The museum also contains a replica of local legend Ronald Hugh Morrieson's house. Though the original was knocked down to make way for a KFC, the Ogles managed to save the ceiling, which is included in the replica.
On the loop back to New Plymouth, we have a quick stop with the metal toys at the Fun Ho! Museum, but don't make it into the Lawn Bowls Museum — however, that's definitely on the list for next time.
Back in town, I pay my first visit to the biggest eccentric little museum out there — the Len Lye Centre at Govett-Brewster. Although this award-winning, mirrored building — an artwork in itself — had $10 million backing it, it somehow manages to hold the same vibe as its smaller counterparts.
Shortly before he died, Lye set up a foundation in his name to continue exploring the themes of his artworks and working out how to build them on a larger scale.
It's this foundation that has resulted in the centre showing amazing works such as Four Fountains, where I spent an hour and watched people interact with them — in particular, two little girls who deliriously pirouetted around the trembling fountains, over and over again.
And as Lye's gargantuan Wind Wand sways over the coastal walkway, I'm left with the feeling that Taranaki is just the place to realise your wildest dreams.
Six reasons Taranaki is a great place for a hipster road trip
1. Barber shops
New Plymouth has so many barber shops, there's no excuse not get a trim while passing through. Jetcharm Barber Shop and Gentleman's Quarters has a classy, old-school feel to it, with a bit of tattooed edginess. As well as haircuts and hot-towel shaves, there's also an espresso bar that makes really good, strong coffee (and you get a free one with your cut), an art gallery and a clothes shop.
Taranaki has the best eccentric museums, from taxidermy to lawn bowls. Even the flashy Puke Ariki Museum in New Plymouth has a similar feel to the smaller shed-based museums — be sure to get a selfie with the original Taranaki Rugby mascot, Ferdinand the Bull. The museum that absolutely must not be missed, however, is the Tawhiti Museum in Hawera. Be sure to buy a ticket for the Whalers and Traders ride, it's worth every cent.
New Plymouth hosts the NZ Tattoo and Art Festival every year at TSB Stadium, so it's not surprising there are plenty of places to get inked around here. During my visit, it felt like every second shop on Devon St was a tattoo joint. I didn't have time to get some fresh ink but I definitely will next time.
For the art tourists out there, New Plymouth's Govett-Brewster Gallery and Len Lye Centre is worth a road trip on its own. The centre hosts a revolving cast of our leading contemporary artists. At Govett-Brewster, Emanations is the current show — an exhibition of "camera-less photography" with more than 200 examples ranging from 1839 to the present.

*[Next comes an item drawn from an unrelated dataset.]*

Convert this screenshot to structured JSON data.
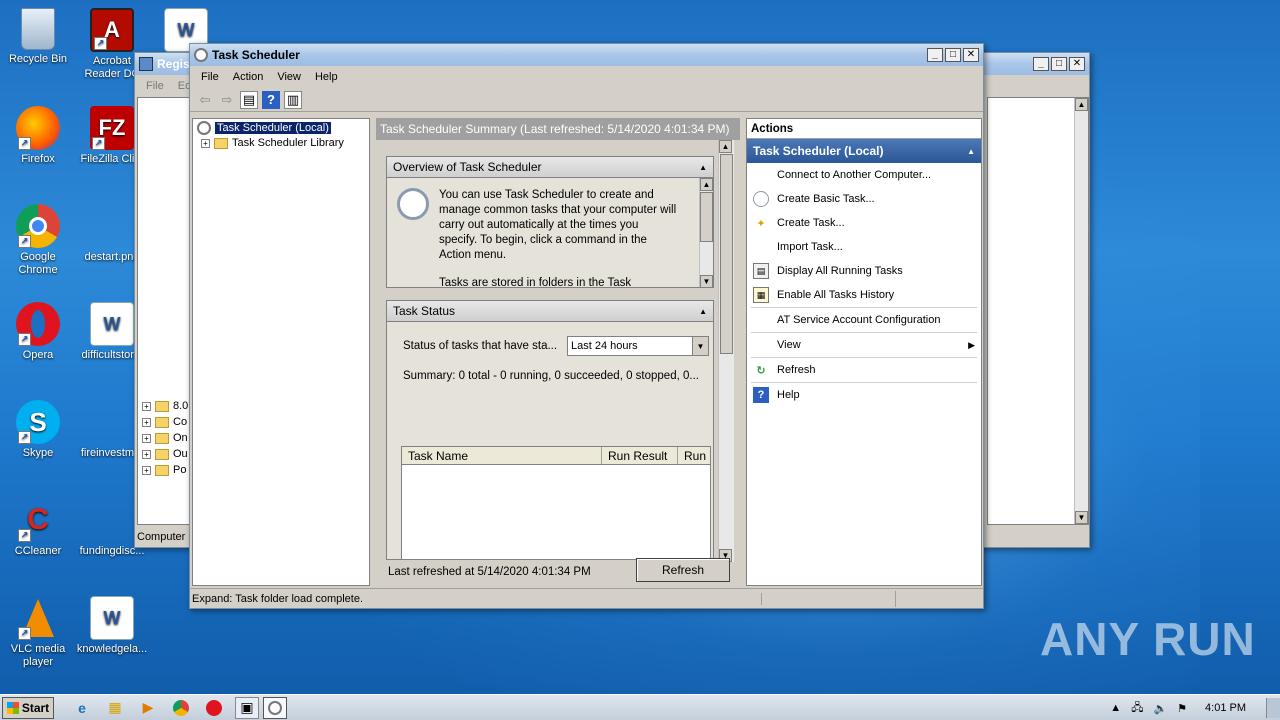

It includes all 52 of Lye's "photograms" — images created by lying objects on photographic paper — and marks the first time they have been seen together.
Be sure to walk or mountain bike along New Plymouth's award-winning coastal walkway, a 12.7km promenade stretching from Pioneer Park at Port Taranaki to the eastern side of Bell Block beach.
A highlight along the way is the Te Rewa Rewa bridge, which was designed to resemble a breaking wave or a whale skeleton. Most of the hotels around here have complimentary mountain-bike hire and you should definitely take advantage of it.
Taranaki is also well known for its surf beaches — even if you don't surf, it's a great opportunity to stare moodily into the raging ocean.
6. Record store
It's arguably the most important factor in any hipster road trip and New Plymouth even has a great record store. Vinyl Countdown is on Devon St, not far from the Len Lye Centre. It packs an impressive range of vinyl into a small store, with prices you haven't seen in a decade. It's also a great place to pay tribute to New Plymouth's punk history.
Getting there: Jetstar and Air New Zealand operates daily flights to New Plymouth.
Further information: Govett-Brewster Art Gallery and the Len Lye Centre are open every day except Tuesday.